Material for this task:

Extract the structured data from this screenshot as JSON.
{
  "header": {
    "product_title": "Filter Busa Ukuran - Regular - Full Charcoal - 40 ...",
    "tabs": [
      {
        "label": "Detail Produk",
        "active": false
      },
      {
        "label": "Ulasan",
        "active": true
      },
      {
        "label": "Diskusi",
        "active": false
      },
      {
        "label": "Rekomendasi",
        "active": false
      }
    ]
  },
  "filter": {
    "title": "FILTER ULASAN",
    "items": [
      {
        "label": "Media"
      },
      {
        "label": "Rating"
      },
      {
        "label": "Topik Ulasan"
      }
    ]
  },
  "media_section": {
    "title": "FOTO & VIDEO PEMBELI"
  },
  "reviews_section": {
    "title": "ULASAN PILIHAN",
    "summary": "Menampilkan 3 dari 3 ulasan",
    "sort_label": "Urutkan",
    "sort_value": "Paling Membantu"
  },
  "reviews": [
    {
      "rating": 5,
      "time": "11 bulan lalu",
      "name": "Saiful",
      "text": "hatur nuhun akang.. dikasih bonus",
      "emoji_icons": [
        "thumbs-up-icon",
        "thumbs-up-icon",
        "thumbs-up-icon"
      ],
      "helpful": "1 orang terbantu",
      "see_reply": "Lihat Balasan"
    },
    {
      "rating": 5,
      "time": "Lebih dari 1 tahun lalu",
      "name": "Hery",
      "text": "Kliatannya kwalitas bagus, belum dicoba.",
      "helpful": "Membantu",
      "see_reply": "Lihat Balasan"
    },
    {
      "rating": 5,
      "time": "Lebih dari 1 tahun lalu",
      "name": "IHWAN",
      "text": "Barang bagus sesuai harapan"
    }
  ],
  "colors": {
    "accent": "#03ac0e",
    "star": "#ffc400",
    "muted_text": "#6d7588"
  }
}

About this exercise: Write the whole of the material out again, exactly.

Written solution:
Extract the structured data from this screenshot as JSON.
{
  "header": {
    "product_title": "Filter Busa Ukuran - Regular - Full Charcoal - 40 ...",
    "tabs": [
      {
        "label": "Detail Produk",
        "active": false
      },
      {
        "label": "Ulasan",
        "active": true
      },
      {
        "label": "Diskusi",
        "active": false
      },
      {
        "label": "Rekomendasi",
        "active": false
      }
    ]
  },
  "filter": {
    "title": "FILTER ULASAN",
    "items": [
      {
        "label": "Media"
      },
      {
        "label": "Rating"
      },
      {
        "label": "Topik Ulasan"
      }
    ]
  },
  "media_section": {
    "title": "FOTO & VIDEO PEMBELI"
  },
  "reviews_section": {
    "title": "ULASAN PILIHAN",
    "summary": "Menampilkan 3 dari 3 ulasan",
    "sort_label": "Urutkan",
    "sort_value": "Paling Membantu"
  },
  "reviews": [
    {
      "rating": 5,
      "time": "11 bulan lalu",
      "name": "Saiful",
      "text": "hatur nuhun akang.. dikasih bonus",
      "emoji_icons": [
        "thumbs-up-icon",
        "thumbs-up-icon",
        "thumbs-up-icon"
      ],
      "helpful": "1 orang terbantu",
      "see_reply": "Lihat Balasan"
    },
    {
      "rating": 5,
      "time": "Lebih dari 1 tahun lalu",
      "name": "Hery",
      "text": "Kliatannya kwalitas bagus, belum dicoba.",
      "helpful": "Membantu",
      "see_reply": "Lihat Balasan"
    },
    {
      "rating": 5,
      "time": "Lebih dari 1 tahun lalu",
      "name": "IHWAN",
      "text": "Barang bagus sesuai harapan"
    }
  ],
  "colors": {
    "accent": "#03ac0e",
    "star": "#ffc400",
    "muted_text": "#6d7588"
  }
}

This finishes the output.